- Exercise data:
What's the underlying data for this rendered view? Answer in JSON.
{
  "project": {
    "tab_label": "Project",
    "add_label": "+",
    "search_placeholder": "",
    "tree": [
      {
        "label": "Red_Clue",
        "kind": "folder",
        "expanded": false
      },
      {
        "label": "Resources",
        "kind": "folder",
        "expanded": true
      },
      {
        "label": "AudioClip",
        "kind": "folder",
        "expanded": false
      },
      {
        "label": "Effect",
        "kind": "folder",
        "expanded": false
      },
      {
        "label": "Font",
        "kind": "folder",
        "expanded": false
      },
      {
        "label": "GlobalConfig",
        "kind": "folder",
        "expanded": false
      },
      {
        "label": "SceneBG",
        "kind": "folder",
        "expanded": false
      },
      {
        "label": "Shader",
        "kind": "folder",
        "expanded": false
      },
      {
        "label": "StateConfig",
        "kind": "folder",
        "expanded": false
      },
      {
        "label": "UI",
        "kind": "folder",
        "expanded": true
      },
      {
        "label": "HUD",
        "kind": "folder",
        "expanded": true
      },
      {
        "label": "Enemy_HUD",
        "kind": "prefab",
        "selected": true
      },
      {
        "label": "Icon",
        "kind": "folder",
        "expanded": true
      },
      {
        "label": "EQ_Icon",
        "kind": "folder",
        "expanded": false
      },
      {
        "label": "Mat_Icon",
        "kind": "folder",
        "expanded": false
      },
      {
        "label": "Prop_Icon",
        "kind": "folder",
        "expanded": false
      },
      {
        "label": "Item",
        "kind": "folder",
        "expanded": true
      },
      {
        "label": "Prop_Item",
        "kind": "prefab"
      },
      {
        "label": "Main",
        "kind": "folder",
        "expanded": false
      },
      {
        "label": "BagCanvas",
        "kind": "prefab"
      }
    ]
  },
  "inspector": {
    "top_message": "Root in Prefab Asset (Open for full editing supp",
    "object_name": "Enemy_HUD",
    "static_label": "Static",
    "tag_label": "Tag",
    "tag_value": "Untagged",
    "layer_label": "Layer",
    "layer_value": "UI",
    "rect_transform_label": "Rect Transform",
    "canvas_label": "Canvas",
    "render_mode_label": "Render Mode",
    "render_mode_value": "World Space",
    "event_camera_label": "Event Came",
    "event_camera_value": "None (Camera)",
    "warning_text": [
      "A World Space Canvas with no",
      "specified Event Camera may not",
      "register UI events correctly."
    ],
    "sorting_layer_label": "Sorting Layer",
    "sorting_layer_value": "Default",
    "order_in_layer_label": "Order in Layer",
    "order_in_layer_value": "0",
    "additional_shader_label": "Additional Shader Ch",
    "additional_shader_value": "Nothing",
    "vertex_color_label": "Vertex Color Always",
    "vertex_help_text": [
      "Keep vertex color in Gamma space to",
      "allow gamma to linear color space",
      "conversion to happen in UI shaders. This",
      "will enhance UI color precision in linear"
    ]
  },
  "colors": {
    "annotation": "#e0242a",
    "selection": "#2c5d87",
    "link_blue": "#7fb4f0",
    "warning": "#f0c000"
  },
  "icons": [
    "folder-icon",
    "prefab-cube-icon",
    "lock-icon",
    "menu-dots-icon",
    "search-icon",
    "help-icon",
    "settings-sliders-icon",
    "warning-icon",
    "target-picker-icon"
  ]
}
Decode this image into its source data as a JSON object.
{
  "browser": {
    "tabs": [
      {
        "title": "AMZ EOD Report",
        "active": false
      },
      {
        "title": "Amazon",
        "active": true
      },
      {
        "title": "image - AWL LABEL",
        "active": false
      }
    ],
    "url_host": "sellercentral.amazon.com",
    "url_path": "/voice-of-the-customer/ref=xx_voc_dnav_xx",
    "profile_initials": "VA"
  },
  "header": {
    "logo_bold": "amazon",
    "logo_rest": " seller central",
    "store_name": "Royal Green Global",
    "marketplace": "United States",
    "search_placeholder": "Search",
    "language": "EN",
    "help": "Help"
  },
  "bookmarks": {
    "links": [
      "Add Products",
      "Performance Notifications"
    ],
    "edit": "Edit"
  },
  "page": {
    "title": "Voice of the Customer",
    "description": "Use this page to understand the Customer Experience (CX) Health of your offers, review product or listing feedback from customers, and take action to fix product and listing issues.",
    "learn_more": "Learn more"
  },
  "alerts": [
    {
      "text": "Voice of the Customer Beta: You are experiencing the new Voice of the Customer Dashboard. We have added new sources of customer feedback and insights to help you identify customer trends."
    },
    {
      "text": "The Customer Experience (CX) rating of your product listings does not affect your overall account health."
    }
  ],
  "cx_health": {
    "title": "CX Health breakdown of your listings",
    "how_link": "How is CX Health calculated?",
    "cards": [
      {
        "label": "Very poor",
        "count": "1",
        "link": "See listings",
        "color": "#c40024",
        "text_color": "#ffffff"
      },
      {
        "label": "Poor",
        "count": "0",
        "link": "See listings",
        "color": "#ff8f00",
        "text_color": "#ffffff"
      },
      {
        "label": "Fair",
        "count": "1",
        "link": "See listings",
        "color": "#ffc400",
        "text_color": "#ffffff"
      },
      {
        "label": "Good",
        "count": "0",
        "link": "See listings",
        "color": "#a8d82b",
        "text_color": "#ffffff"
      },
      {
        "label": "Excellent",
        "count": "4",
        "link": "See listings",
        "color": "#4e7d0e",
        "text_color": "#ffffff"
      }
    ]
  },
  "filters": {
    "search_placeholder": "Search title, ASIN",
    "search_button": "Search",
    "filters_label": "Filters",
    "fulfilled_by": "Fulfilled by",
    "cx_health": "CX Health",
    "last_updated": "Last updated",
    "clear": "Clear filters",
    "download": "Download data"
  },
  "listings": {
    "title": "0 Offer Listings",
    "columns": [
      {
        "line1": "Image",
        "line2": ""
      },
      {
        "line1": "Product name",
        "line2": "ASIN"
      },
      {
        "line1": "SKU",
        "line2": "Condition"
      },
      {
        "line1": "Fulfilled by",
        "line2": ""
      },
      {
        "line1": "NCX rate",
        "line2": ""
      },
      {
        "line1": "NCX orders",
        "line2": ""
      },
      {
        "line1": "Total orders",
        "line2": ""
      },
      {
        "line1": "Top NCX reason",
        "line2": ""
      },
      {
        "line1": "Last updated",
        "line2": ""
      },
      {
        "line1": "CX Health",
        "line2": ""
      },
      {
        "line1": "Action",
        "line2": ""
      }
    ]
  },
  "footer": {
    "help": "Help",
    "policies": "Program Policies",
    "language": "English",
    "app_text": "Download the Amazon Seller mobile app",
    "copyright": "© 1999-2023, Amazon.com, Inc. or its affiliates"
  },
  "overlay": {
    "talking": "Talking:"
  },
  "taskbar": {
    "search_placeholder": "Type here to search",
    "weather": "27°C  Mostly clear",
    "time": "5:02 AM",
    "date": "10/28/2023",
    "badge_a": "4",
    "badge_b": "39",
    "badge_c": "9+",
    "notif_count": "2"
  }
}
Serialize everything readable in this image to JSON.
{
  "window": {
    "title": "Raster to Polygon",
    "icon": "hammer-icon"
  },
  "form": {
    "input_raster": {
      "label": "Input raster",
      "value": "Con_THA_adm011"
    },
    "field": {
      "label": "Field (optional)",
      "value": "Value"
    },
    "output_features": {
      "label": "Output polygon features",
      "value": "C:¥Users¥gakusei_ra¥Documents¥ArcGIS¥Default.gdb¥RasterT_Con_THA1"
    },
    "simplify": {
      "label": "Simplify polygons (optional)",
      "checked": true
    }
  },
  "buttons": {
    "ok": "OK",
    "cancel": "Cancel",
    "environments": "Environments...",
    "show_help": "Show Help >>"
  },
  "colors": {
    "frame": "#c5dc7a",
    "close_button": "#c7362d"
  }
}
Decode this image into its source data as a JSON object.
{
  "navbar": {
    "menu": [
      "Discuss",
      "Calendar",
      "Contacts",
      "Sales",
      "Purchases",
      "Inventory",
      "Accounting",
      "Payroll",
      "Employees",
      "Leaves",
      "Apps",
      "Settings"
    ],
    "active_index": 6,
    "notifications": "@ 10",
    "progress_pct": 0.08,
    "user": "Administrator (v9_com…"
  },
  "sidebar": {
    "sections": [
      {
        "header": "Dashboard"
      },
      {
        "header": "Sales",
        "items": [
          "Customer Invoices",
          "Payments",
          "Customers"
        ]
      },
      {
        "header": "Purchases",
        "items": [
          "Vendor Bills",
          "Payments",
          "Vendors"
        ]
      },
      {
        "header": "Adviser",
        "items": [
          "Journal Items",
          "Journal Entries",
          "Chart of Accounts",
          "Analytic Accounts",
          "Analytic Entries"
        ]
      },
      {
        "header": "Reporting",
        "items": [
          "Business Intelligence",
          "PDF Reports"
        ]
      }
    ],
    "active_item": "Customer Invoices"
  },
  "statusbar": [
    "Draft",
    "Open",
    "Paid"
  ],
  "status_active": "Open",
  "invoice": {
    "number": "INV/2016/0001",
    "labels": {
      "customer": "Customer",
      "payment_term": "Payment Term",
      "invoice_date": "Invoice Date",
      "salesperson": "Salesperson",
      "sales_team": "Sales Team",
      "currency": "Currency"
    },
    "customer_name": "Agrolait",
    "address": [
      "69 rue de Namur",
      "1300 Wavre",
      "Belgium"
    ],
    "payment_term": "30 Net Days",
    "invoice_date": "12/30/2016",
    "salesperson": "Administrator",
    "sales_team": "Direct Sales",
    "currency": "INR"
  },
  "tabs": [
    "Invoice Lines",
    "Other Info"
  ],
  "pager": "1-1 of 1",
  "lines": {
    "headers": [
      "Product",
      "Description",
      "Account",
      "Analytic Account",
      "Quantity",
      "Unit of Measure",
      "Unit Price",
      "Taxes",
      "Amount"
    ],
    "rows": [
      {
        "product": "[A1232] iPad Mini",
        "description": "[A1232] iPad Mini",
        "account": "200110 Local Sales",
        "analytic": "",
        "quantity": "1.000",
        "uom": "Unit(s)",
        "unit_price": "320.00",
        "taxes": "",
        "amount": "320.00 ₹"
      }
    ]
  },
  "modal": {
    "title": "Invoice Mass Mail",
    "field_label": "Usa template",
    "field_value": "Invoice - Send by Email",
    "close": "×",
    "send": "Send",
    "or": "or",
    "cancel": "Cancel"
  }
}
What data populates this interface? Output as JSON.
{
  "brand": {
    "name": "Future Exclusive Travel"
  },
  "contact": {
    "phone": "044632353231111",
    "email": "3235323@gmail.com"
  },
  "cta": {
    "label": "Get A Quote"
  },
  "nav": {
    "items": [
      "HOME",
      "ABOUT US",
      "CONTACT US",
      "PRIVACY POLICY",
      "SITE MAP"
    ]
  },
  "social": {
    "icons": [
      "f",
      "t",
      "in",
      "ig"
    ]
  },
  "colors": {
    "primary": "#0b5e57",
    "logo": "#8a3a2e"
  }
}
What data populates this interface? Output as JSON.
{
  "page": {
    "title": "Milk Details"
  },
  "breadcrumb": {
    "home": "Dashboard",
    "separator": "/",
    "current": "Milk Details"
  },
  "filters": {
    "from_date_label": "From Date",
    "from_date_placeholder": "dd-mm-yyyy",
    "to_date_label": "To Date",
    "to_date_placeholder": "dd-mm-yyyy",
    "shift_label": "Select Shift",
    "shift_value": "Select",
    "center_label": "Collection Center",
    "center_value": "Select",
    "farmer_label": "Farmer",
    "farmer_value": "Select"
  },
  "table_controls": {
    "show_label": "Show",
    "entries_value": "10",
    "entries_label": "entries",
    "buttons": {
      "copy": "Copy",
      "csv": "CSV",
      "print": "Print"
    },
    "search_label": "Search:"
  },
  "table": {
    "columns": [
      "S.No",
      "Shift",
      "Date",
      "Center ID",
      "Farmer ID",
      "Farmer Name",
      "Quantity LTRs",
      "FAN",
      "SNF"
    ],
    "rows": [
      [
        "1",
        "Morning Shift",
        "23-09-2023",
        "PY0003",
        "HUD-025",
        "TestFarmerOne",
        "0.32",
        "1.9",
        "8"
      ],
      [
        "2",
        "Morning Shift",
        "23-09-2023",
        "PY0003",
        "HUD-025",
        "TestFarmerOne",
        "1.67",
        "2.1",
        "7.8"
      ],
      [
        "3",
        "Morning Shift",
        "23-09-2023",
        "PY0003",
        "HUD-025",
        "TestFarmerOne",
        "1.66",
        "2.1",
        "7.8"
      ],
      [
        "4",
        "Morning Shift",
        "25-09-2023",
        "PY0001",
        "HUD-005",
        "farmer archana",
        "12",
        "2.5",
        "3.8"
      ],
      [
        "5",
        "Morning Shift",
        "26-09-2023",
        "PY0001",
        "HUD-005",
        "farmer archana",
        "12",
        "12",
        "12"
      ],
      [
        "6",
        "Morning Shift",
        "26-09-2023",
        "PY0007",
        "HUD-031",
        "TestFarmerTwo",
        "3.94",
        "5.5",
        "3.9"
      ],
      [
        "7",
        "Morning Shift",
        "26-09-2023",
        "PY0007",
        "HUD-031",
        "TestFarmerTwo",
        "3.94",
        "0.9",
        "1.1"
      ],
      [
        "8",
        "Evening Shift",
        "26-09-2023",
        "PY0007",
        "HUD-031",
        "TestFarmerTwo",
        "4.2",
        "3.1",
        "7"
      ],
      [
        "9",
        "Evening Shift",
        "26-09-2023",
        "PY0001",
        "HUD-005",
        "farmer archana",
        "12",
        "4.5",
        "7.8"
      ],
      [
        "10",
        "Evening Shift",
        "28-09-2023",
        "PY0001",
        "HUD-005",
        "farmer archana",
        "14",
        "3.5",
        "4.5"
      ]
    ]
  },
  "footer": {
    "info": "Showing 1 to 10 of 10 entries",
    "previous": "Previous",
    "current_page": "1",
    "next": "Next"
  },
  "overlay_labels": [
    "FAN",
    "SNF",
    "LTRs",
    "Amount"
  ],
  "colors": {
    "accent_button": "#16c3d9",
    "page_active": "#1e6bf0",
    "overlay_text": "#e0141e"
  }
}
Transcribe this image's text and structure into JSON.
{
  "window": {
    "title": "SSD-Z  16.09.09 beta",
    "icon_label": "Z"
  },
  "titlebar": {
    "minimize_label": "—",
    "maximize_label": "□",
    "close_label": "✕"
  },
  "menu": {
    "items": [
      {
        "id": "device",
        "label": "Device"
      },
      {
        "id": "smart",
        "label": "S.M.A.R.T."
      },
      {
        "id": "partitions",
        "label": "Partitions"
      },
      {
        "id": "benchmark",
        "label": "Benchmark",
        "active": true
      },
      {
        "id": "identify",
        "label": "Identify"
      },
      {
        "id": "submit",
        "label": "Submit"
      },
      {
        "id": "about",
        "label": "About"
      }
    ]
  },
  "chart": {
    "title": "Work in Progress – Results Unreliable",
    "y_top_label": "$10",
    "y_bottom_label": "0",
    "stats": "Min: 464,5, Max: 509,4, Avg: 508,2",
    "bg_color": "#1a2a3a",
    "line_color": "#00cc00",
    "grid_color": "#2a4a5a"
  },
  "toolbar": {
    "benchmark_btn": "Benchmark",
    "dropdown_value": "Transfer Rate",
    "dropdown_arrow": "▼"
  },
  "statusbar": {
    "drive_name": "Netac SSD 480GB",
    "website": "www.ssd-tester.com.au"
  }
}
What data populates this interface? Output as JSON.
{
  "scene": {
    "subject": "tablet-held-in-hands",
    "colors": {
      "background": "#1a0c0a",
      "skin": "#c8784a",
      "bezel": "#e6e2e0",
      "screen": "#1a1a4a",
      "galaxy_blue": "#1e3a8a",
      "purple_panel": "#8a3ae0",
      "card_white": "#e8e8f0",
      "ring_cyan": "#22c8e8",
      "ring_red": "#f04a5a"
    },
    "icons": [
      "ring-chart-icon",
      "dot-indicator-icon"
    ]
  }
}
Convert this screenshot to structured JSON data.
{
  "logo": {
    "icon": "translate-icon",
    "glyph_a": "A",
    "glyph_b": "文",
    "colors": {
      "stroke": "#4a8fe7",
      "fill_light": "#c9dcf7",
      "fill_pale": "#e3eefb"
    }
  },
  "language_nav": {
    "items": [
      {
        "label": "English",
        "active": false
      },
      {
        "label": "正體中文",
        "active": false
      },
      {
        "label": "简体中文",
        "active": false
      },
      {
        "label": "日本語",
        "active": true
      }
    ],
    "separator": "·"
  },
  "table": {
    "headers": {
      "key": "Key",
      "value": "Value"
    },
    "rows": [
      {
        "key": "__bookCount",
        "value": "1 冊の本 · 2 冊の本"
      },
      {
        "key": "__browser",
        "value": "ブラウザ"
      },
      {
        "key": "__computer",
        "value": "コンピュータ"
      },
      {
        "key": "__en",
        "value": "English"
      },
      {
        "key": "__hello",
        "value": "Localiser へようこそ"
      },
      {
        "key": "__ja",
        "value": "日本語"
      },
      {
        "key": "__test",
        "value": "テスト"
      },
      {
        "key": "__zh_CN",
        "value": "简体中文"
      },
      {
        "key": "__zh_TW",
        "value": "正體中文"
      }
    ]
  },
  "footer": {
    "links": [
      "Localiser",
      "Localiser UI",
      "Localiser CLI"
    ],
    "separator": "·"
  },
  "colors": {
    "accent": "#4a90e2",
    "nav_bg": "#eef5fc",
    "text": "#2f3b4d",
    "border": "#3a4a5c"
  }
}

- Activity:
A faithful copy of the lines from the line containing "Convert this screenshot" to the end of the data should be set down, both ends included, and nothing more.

- Written answer:
Convert this screenshot to structured JSON data.
{
  "logo": {
    "icon": "translate-icon",
    "glyph_a": "A",
    "glyph_b": "文",
    "colors": {
      "stroke": "#4a8fe7",
      "fill_light": "#c9dcf7",
      "fill_pale": "#e3eefb"
    }
  },
  "language_nav": {
    "items": [
      {
        "label": "English",
        "active": false
      },
      {
        "label": "正體中文",
        "active": false
      },
      {
        "label": "简体中文",
        "active": false
      },
      {
        "label": "日本語",
        "active": true
      }
    ],
    "separator": "·"
  },
  "table": {
    "headers": {
      "key": "Key",
      "value": "Value"
    },
    "rows": [
      {
        "key": "__bookCount",
        "value": "1 冊の本 · 2 冊の本"
      },
      {
        "key": "__browser",
        "value": "ブラウザ"
      },
      {
        "key": "__computer",
        "value": "コンピュータ"
      },
      {
        "key": "__en",
        "value": "English"
      },
      {
        "key": "__hello",
        "value": "Localiser へようこそ"
      },
      {
        "key": "__ja",
        "value": "日本語"
      },
      {
        "key": "__test",
        "value": "テスト"
      },
      {
        "key": "__zh_CN",
        "value": "简体中文"
      },
      {
        "key": "__zh_TW",
        "value": "正體中文"
      }
    ]
  },
  "footer": {
    "links": [
      "Localiser",
      "Localiser UI",
      "Localiser CLI"
    ],
    "separator": "·"
  },
  "colors": {
    "accent": "#4a90e2",
    "nav_bg": "#eef5fc",
    "text": "#2f3b4d",
    "border": "#3a4a5c"
  }
}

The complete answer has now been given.